Apple has a team of engineers working on a way to measure blood sugar, CNBC’s Christina Farr reported on Thursday.
The 30-person strong team has been working on the problem for five years and is based in Palo Alto, according to CNBC, and reports to Johny Srouji, who is the senior vice president of hardware technologies at Apple. His specialty is designing chips and processors.
The report doesn’t mention a product that will use these sensors, but it would make sense for the Apple Watch to measure a user’s blood sugar levels. There have also been unverified rumours of a separate sensor-packed Apple medical gadget.

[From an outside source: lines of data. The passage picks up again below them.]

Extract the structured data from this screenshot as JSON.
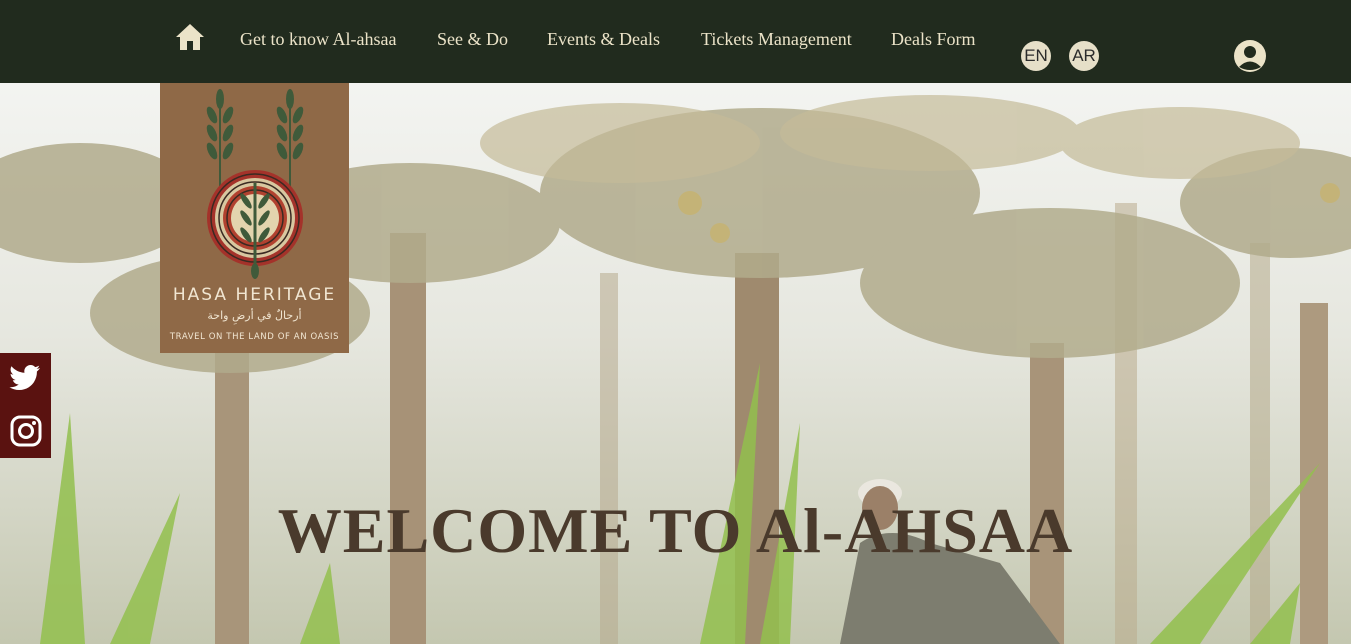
{
  "nav": {
    "home_icon": "home-icon",
    "items": [
      {
        "label": "Get to know Al-ahsaa"
      },
      {
        "label": "See & Do"
      },
      {
        "label": "Events & Deals"
      },
      {
        "label": "Tickets Management"
      },
      {
        "label": "Deals Form"
      }
    ],
    "languages": [
      "EN",
      "AR"
    ],
    "account_icon": "user-account-icon"
  },
  "logo": {
    "title": "HASA HERITAGE",
    "arabic": "أرحالٌ في أرضِ واحة",
    "tagline": "TRAVEL ON THE LAND OF AN OASIS"
  },
  "social": {
    "icons": [
      "twitter-icon",
      "instagram-icon"
    ]
  },
  "hero": {
    "headline": "WELCOME TO Al-AHSAA"
  },
  "colors": {
    "navbar": "#212b1e",
    "nav_text": "#ebe3c8",
    "logo_bg": "#8f6947",
    "social_bg": "#5a1210",
    "headline": "#4a3a2c"
  }
}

This team may be separate from Apple’s more public health project, which reports to Jeff Williams, Apple’s COO. Apple’s health team has lots of doctors and nurses and works on projects like HealthKit and ResearchKit, which are software for sharing health and medical data.
The team is working on a non-invasive blood sugar monitor that could read levels without drawing blood or piercing the skin. This technology would be a major breakthrough if it works, and it has major implications for the treatment of diabetes and even beyond if app developers were able to program for the sensor.
What Tim Cook says
The fact that Apple wants to make medical hardware should not be a surprise. Apple has been rumoured to be working on a glucose sensor since before the Apple Watch was announced, and it’s been hiring the biomedical engineers it would need to make it a reality.
Apple CEO Tim Cook has also spoken at length about Apple’s medical plans, most notably at a conference in Amsterdam last year. Cook called health one of “society’s biggest problems and challenges.”
Apple’s plan clearly revolves around hardware and sensors. Currently, all of Apple’s health products are software, except for the heart rate monitor on the Apple Watch.
“I love the watch. One day, this is my prediction, we will look back and we will wonder: How can I ever have gone without the Watch? Because the holy grail of the Watch is being able to monitor more and more of what’s going on in the body,” Cook said.
“The things that interest us the most are things where we can bring our ability to integrate hardware, software, services into something that’s magical, and enriches people in some way. If you look at some of the things that do not drive revenue, but have massive interest in them from our teams, health is very much one of those,” he continued.
The biggest obstacle
There are two big issues facing Apple: first, whether it can pull off a medical sensor breakthrough or if it’s possible with current technology.
Lots of companies have tried to build a non-invasive glucose sensor in the past, including Google cousin Verily, but none have succeeded.
The other big issue is that a device that could help people manage and treat conditions like diabetes would likely require some form of FCC approval.
In 2015, Cook said that it was possible to imagine Apple putting a device through FDA approval in an interview with the Telegraph.
“We don’t want to put the watch through the Food and Drug Administration (FDA) process. I wouldn’t mind putting something adjacent to the watch through it, but not the watch, because it would hold us back from innovating too much, the cycles are too long. But you can begin to envision other things that might be adjacent to it — maybe an app, maybe something else,” Cook said.
Apple mantains an open line of communication with the FDA. Apple officials have met with FDA officials several times over the past few years, and before the Apple Watch came out, they discussed what exactly would trigger FDA regulation of a device or app.
“[Apple COO] Jeff [Williams] has asked me to lead the thinking (or at least the conversation) on the intersection of the regulatory landscape (as it currently exists and where we hope we might be able to influence its movement) and our products and platforms,” an Apple lawyer wrote to the FDA in 2016, according to an email obtained by Mobi Health News.
Business Insider Emails & Alerts
Site highlights each day to your inbox.